Distribution. Endemic to WNP including southern Japanese waters, central and eastern north China Sea, western Taiwan Straits (Shuyuan, 1994), and waters surrounding northern Taiwan (Compagno et al., 2005a).

Etymology. Naming is in reference to the dorsal coloration pattern of the species, which can have a cloudy appearance.

Remarks. Examination of S. nebulosa  ZBK  specimens suggests four distinct characters: an angular caudal fin, angular dorsal fins, a pelvic girdle width greater than 1.4 times the head length (when both measures are standardized by total length), and a upper lip arch that is semi-oval in shape due to an upper lip arch height less than 1.5% TL. Study of photographs of the S. nebulosa  ZBK  holotype (BMNH 1862.11.1.89, Fig. 5C, 6) provided confirmation of these distinct characters belonging to this species.

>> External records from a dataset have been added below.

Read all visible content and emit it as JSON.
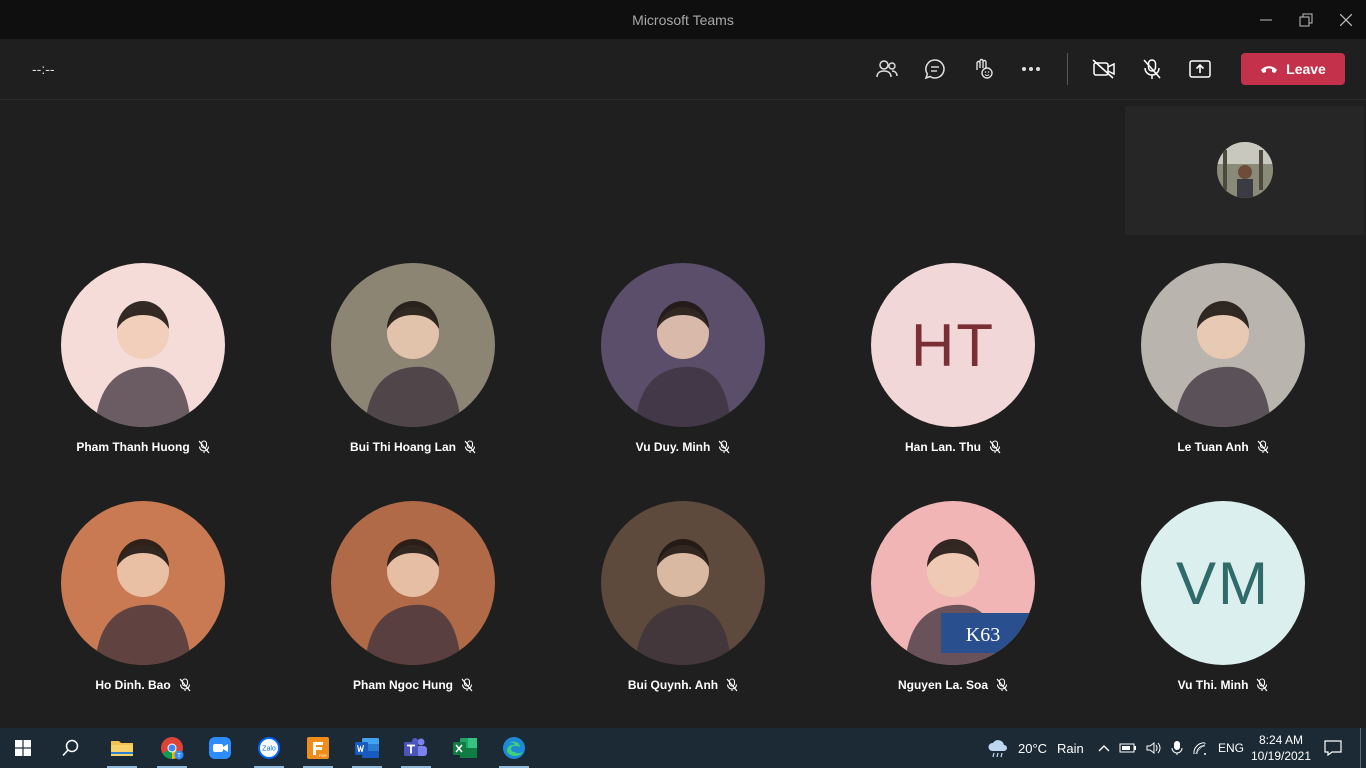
{
  "window": {
    "title": "Microsoft Teams"
  },
  "meeting": {
    "timer": "--:--",
    "leave_label": "Leave"
  },
  "participants": [
    {
      "name": "Pham Thanh Huong",
      "type": "photo",
      "photo_bg": "#f5dcd9"
    },
    {
      "name": "Bui Thi Hoang Lan",
      "type": "photo",
      "photo_bg": "#8c8574"
    },
    {
      "name": "Vu Duy. Minh",
      "type": "photo",
      "photo_bg": "#5a4e6a"
    },
    {
      "name": "Han Lan. Thu",
      "type": "initials",
      "initials": "HT",
      "bg": "#f2d7d9",
      "fg": "#7a2e36"
    },
    {
      "name": "Le Tuan Anh",
      "type": "photo",
      "photo_bg": "#b9b5ae"
    },
    {
      "name": "Ho Dinh. Bao",
      "type": "photo",
      "photo_bg": "#c97a52"
    },
    {
      "name": "Pham Ngoc Hung",
      "type": "photo",
      "photo_bg": "#b06a48"
    },
    {
      "name": "Bui Quynh. Anh",
      "type": "photo",
      "photo_bg": "#5d4a3c"
    },
    {
      "name": "Nguyen La. Soa",
      "type": "photo",
      "photo_bg": "#f1b5b5",
      "photo_text": "K63"
    },
    {
      "name": "Vu Thi. Minh",
      "type": "initials",
      "initials": "VM",
      "bg": "#dcefef",
      "fg": "#2f6b6b"
    }
  ],
  "taskbar": {
    "weather": {
      "temp": "20°C",
      "condition": "Rain"
    },
    "language": "ENG",
    "time": "8:24 AM",
    "date": "10/19/2021",
    "apps": [
      "file-explorer",
      "chrome",
      "zoom",
      "zalo",
      "foxit-pdf",
      "word",
      "teams",
      "excel",
      "edge"
    ],
    "zalo_label": "Zalo",
    "pdf_label": "PDF"
  },
  "colors": {
    "leave": "#c4314b",
    "background": "#1f1f1f",
    "taskbar": "#1b2a34"
  }
}
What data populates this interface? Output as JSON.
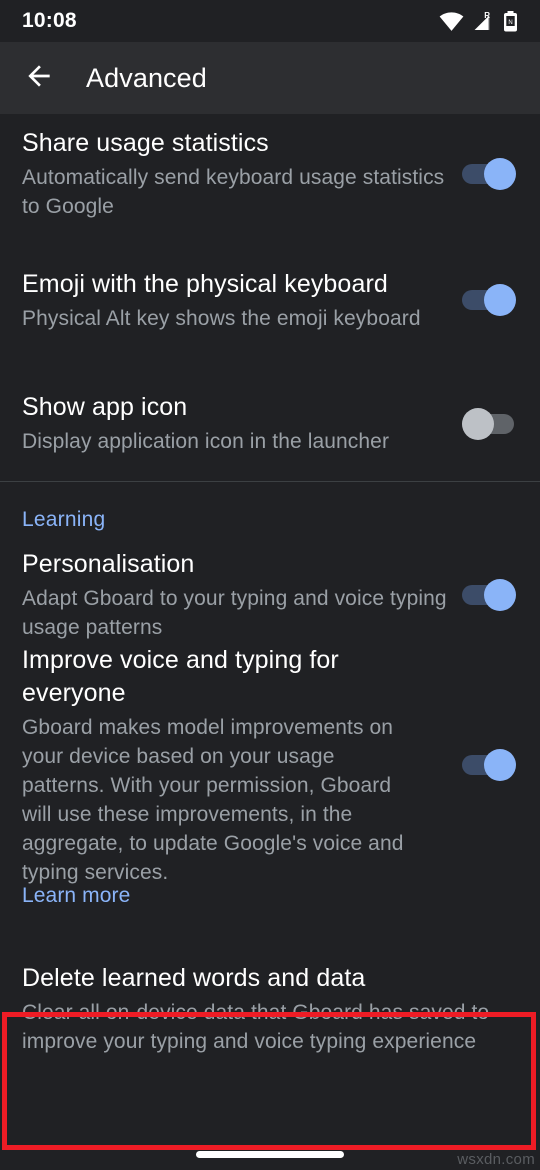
{
  "status_bar": {
    "time": "10:08",
    "icons": [
      "wifi-icon",
      "cellular-signal-roaming-icon",
      "battery-icon"
    ],
    "roaming_label": "R"
  },
  "toolbar": {
    "back_icon": "arrow-back-icon",
    "title": "Advanced"
  },
  "colors": {
    "background": "#202124",
    "toolbar": "#2d2e31",
    "accent": "#8ab4f8",
    "switch_on_track": "#3c4c68",
    "switch_off_track": "#5f6368",
    "switch_off_knob": "#bdc1c6",
    "highlight": "#ee1c25",
    "title_text": "#ffffff",
    "summary_text": "#9aa0a6",
    "divider": "#3c4043"
  },
  "preferences": [
    {
      "title": "Share usage statistics",
      "summary": "Automatically send keyboard usage statistics to Google",
      "switch": "on"
    },
    {
      "title": "Emoji with the physical keyboard",
      "summary": "Physical Alt key shows the emoji keyboard",
      "switch": "on"
    },
    {
      "title": "Show app icon",
      "summary": "Display application icon in the launcher",
      "switch": "off"
    }
  ],
  "learning_section": {
    "category_label": "Learning",
    "preferences": [
      {
        "title": "Personalisation",
        "summary": "Adapt Gboard to your typing and voice typing usage patterns",
        "switch": "on"
      },
      {
        "title": "Improve voice and typing for everyone",
        "summary": "Gboard makes model improvements on your device based on your usage patterns. With your permission, Gboard will use these improvements, in the aggregate, to update Google's voice and typing services.",
        "switch": "on"
      }
    ],
    "learn_more_label": "Learn more",
    "delete_preference": {
      "title": "Delete learned words and data",
      "summary": "Clear all on-device data that Gboard has saved to improve your typing and voice typing experience"
    }
  },
  "watermark": "wsxdn.com"
}
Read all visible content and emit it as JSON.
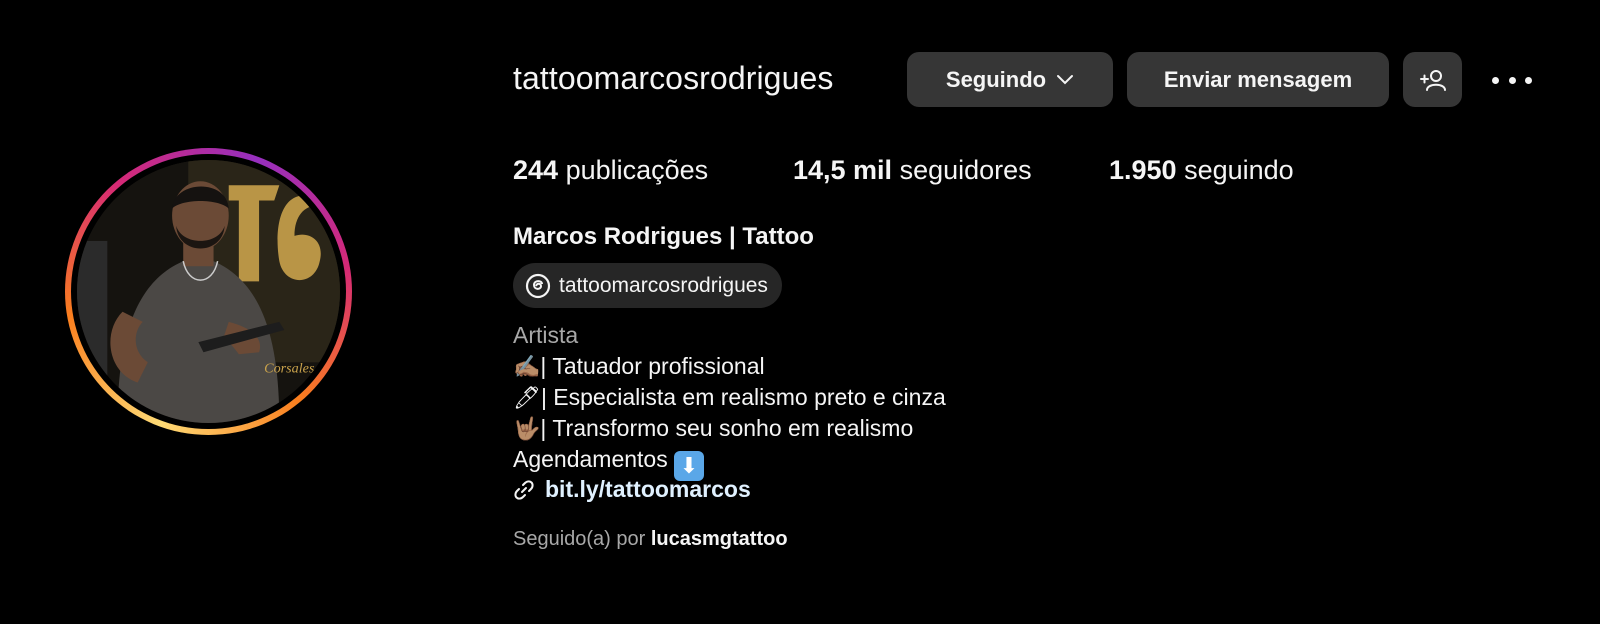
{
  "profile": {
    "username": "tattoomarcosrodrigues",
    "full_name": "Marcos Rodrigues | Tattoo",
    "threads_handle": "tattoomarcosrodrigues",
    "category": "Artista",
    "bio": {
      "line1_emoji": "✍🏽",
      "line1_text": "| Tatuador profissional",
      "line2_emoji": "🖊",
      "line2_text": "| Especialista em realismo preto e cinza",
      "line3_emoji": "🤟🏽",
      "line3_text": "| Transformo seu sonho em realismo",
      "line4_text": "Agendamentos",
      "line4_emoji": "⬇"
    },
    "link": "bit.ly/tattoomarcos",
    "followed_by_label": "Seguido(a) por",
    "followed_by_user": "lucasmgtattoo"
  },
  "stats": {
    "posts_count": "244",
    "posts_label": "publicações",
    "followers_count": "14,5 mil",
    "followers_label": "seguidores",
    "following_count": "1.950",
    "following_label": "seguindo"
  },
  "actions": {
    "follow_label": "Seguindo",
    "message_label": "Enviar mensagem"
  },
  "icons": {
    "chevron": "chevron-down-icon",
    "add_user": "add-user-icon",
    "more": "more-options-icon",
    "threads": "threads-icon",
    "link": "link-icon"
  },
  "colors": {
    "background": "#000000",
    "button_bg": "#363636",
    "text_primary": "#f5f5f5",
    "text_secondary": "#a8a8a8",
    "link_color": "#e0f1ff"
  }
}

The paratypes for S. formosa  ZBK  (NTUM 01327(x2) and NTUM 01328) also possess these distinct characters. Therefore, it is our contention that this represents strong evidence that the paratypes for S. formosa  ZBK  are in fact true S. nebulosa  ZBK  .

Previous work (Lindberg & Legeza, 1967) indicates that in S. nebulosa  ZBK  interspiracle distance is less than interorbital distance; a finding consistent with our observations.

Material Examined. Comparative material: DAE 882105, immature female, Tahsi, Taiwan, May 1988, collected by David A. Ebert  ; DAE 052305-1, immature male, Tahsi, Taiwan, May 2005, collected by David A. Ebert  ; DAE 052505, immature male, May 2005, collected by David A. Ebert  ; HUMZ 149422, immature female, caught in trawl net in Okinawa Trough (25° 37.28’N, 126° 05.35’E to 25° 38.12’N, 126° 07.83’E), 02-Aug-1994  ; HUMZ 149423, immature male, caught in trawl net in Okinawa Trough (25° 37.28’N, 126° 05.35’E to 25° 38.12’N, 126° 07.83’E), Japan, 02-Aug-1994  .